§ **PROMPT**:
Read the data, and whenever a line holds the word "Post", report that line.

Entries from a dataset of interfaces:
'''

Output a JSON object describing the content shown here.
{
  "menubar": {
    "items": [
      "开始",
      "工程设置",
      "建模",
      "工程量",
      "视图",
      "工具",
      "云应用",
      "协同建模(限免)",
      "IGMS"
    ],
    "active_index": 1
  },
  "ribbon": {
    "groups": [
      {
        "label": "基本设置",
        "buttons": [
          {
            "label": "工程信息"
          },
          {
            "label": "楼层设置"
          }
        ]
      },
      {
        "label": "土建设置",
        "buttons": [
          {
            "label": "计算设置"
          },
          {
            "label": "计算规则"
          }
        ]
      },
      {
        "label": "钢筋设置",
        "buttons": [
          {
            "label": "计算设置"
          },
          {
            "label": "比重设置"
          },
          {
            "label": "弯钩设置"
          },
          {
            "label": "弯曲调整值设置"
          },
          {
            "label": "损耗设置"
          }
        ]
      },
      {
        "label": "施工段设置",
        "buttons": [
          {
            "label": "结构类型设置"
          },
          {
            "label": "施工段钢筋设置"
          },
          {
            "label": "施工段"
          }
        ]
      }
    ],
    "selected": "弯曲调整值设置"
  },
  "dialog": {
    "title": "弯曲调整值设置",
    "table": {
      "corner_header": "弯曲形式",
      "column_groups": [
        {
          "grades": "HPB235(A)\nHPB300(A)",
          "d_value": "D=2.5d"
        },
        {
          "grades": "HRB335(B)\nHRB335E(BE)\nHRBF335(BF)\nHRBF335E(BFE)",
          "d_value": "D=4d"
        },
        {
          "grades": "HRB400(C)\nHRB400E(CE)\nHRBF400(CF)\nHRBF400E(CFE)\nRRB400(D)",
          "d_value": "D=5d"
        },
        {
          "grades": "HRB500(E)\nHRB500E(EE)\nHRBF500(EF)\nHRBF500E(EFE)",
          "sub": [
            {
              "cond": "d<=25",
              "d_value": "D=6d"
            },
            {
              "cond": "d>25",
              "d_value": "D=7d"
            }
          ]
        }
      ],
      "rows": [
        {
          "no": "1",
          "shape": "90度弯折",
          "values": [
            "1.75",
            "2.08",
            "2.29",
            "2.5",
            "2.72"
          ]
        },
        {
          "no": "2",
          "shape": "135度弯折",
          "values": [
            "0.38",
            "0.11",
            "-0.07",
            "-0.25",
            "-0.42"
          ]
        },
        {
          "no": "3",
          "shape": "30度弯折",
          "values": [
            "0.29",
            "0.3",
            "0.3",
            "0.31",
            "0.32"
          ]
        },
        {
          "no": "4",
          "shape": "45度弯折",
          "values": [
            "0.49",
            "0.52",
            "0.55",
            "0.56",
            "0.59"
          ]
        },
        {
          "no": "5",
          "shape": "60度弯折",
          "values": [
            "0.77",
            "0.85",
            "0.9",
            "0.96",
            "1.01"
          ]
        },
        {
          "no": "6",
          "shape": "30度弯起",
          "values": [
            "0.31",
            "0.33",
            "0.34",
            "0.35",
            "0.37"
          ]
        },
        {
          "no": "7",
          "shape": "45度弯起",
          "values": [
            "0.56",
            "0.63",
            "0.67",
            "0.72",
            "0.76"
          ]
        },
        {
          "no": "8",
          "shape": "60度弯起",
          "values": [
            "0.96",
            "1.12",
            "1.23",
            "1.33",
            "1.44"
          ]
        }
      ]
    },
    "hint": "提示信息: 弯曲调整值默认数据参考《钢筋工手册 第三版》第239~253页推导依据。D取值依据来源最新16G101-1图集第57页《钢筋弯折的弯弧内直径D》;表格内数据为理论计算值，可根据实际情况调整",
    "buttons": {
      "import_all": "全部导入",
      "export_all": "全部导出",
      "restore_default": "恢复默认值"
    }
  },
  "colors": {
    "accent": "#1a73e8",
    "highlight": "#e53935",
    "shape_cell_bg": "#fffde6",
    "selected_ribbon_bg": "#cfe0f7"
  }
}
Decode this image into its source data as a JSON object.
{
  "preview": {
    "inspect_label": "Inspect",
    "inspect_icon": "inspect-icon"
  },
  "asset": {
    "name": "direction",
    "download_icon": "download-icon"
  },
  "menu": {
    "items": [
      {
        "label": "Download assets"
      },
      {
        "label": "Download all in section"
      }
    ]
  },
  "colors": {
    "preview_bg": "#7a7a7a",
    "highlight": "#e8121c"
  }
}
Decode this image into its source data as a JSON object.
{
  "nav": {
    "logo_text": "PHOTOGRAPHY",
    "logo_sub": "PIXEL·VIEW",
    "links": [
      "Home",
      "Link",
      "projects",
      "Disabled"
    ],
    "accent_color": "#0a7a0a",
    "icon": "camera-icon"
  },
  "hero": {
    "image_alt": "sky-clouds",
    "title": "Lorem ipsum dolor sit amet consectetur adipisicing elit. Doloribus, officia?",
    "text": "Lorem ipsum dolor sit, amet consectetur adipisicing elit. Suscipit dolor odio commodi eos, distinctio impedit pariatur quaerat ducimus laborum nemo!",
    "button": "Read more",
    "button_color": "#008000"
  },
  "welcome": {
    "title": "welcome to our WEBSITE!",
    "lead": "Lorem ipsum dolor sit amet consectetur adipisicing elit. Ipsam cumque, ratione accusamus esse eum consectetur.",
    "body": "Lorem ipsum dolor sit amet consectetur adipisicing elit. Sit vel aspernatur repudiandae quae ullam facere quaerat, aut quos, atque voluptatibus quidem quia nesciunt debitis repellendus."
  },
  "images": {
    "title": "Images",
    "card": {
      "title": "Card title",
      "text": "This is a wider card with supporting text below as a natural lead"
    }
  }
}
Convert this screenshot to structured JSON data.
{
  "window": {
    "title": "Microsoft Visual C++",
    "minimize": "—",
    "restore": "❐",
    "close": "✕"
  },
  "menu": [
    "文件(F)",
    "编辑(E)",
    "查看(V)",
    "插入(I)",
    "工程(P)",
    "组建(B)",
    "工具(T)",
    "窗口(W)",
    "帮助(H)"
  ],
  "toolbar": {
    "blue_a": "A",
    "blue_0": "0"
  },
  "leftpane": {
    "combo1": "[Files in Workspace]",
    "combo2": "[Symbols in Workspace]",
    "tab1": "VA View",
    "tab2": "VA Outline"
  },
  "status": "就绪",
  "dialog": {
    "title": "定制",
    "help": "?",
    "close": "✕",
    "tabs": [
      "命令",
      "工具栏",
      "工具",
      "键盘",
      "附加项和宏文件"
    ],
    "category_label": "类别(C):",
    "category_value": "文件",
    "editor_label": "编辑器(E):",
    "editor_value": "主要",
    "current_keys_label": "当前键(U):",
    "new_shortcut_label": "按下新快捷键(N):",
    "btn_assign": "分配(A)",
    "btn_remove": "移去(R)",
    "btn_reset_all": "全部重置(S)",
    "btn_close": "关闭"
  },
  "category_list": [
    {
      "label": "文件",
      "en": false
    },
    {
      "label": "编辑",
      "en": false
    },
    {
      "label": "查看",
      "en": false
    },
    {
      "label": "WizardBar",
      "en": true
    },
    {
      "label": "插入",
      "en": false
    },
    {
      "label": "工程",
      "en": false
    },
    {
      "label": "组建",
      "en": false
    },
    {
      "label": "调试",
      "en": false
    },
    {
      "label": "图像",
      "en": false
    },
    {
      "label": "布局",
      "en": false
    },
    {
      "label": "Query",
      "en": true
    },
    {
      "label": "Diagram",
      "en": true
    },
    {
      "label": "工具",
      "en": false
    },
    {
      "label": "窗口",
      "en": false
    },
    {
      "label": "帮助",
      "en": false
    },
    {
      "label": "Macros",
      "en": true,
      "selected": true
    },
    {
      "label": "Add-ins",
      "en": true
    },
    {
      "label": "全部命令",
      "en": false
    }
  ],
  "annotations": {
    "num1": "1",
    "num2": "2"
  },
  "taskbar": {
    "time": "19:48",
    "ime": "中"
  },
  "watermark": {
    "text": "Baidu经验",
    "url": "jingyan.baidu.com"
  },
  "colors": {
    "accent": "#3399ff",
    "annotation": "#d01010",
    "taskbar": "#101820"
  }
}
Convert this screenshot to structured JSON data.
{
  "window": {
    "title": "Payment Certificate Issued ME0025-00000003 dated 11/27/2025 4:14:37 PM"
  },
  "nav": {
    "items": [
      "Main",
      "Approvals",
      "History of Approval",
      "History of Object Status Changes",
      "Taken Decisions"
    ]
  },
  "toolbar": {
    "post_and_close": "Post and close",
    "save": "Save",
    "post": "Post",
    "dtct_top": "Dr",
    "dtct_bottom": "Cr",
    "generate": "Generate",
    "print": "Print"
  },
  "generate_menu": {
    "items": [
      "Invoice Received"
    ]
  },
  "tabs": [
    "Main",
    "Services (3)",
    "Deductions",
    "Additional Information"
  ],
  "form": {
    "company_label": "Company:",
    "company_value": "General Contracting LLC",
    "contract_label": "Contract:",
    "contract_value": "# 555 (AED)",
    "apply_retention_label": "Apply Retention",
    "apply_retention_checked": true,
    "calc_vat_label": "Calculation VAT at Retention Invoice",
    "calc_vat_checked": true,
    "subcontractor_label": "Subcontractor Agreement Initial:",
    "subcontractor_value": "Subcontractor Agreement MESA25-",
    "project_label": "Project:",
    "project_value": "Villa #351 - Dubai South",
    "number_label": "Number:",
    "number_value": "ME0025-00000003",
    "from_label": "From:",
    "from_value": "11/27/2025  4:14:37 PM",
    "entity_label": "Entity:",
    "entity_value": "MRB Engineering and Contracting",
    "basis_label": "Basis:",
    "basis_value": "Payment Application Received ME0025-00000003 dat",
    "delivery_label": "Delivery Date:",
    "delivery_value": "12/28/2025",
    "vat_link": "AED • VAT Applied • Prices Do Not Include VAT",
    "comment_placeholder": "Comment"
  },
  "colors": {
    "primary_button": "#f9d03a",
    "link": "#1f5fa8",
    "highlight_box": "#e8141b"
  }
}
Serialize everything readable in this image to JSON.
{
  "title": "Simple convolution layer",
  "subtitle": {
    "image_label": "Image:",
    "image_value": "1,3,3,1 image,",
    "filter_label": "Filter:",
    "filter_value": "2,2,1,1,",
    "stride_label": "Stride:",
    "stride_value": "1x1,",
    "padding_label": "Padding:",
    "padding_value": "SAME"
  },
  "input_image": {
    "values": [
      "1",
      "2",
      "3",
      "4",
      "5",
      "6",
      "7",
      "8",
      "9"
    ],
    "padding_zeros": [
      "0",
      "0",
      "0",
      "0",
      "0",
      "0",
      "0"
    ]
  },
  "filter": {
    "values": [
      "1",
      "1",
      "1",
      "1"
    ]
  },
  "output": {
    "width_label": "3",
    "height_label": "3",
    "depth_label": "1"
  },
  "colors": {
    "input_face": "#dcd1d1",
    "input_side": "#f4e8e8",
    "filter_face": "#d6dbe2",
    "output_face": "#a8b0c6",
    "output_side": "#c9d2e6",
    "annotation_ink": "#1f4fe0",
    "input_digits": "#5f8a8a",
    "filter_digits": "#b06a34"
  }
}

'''

§ **RESULT OF THE EXERCISE**:
    "post_and_close": "Post and close",
    "post": "Post",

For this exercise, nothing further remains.